The records below:

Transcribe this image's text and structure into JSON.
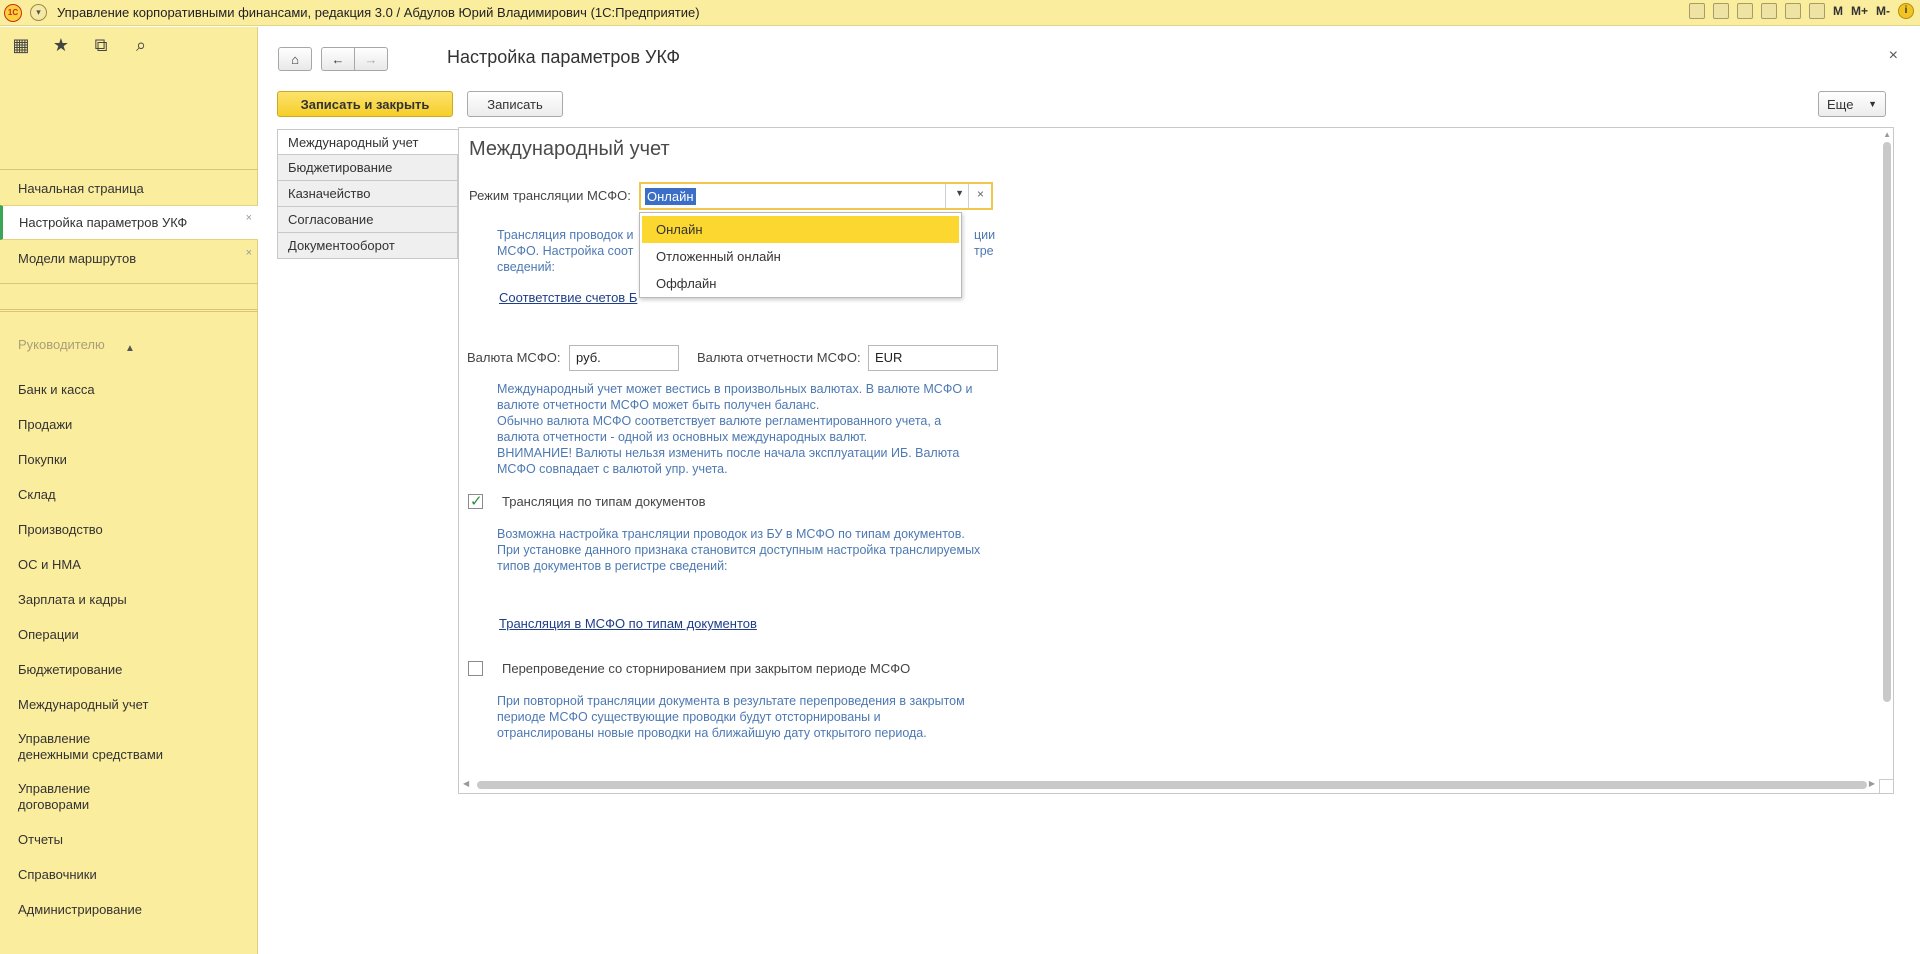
{
  "titlebar": {
    "title": "Управление корпоративными финансами, редакция 3.0 / Абдулов Юрий Владимирович (1С:Предприятие)",
    "logo_text": "1С",
    "m_buttons": [
      "M",
      "M+",
      "M-"
    ]
  },
  "sidebar": {
    "nav": [
      {
        "label": "Начальная страница"
      },
      {
        "label": "Настройка параметров УКФ"
      },
      {
        "label": "Модели маршрутов"
      }
    ],
    "sections": [
      "Руководителю",
      "Банк и касса",
      "Продажи",
      "Покупки",
      "Склад",
      "Производство",
      "ОС и НМА",
      "Зарплата и кадры",
      "Операции",
      "Бюджетирование",
      "Международный учет",
      [
        "Управление",
        "денежными средствами"
      ],
      [
        "Управление",
        "договорами"
      ],
      "Отчеты",
      "Справочники",
      "Администрирование"
    ]
  },
  "page": {
    "title": "Настройка параметров УКФ",
    "save_close_label": "Записать и закрыть",
    "save_label": "Записать",
    "more_label": "Еще"
  },
  "tabs": [
    "Международный учет",
    "Бюджетирование",
    "Казначейство",
    "Согласование",
    "Документооборот"
  ],
  "form": {
    "section_title": "Международный учет",
    "mode_label": "Режим трансляции МСФО:",
    "mode_value": "Онлайн",
    "mode_options": [
      "Онлайн",
      "Отложенный онлайн",
      "Оффлайн"
    ],
    "mode_hint_left": [
      "Трансляция проводок и",
      "МСФО. Настройка соот",
      "сведений:"
    ],
    "mode_hint_right": [
      "ции",
      "тре"
    ],
    "accounts_link": "Соответствие счетов Б",
    "currency_label": "Валюта МСФО:",
    "currency_value": "руб.",
    "report_currency_label": "Валюта отчетности МСФО:",
    "report_currency_value": "EUR",
    "currency_hint": [
      "Международный учет может вестись в произвольных валютах. В валюте МСФО и",
      "валюте отчетности МСФО может быть получен баланс.",
      "Обычно валюта МСФО соответствует валюте регламентированного учета, а",
      "валюта отчетности - одной из основных международных валют.",
      "ВНИМАНИЕ! Валюты нельзя изменить после начала эксплуатации ИБ. Валюта",
      "МСФО совпадает с валютой упр. учета."
    ],
    "doc_types_checkbox": "Трансляция по типам документов",
    "doc_types_checked": true,
    "doc_types_hint": [
      "Возможна настройка трансляции проводок из БУ в МСФО по типам документов.",
      "При установке данного признака становится доступным настройка транслируемых",
      "типов документов в регистре сведений:"
    ],
    "doc_types_link": "Трансляция в МСФО по типам документов",
    "repost_checkbox": "Перепроведение со сторнированием при закрытом периоде МСФО",
    "repost_checked": false,
    "repost_hint": [
      "При повторной трансляции документа в результате перепроведения в закрытом",
      "периоде МСФО существующие проводки будут отсторнированы и",
      "отранслированы новые проводки на ближайшую дату открытого периода."
    ]
  }
}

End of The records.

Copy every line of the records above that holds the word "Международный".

      "Международный учет",
    "Международный учет",
    "section_title": "Международный учет",
      "Международный учет может вестись в произвольных валютах. В валюте МСФО и",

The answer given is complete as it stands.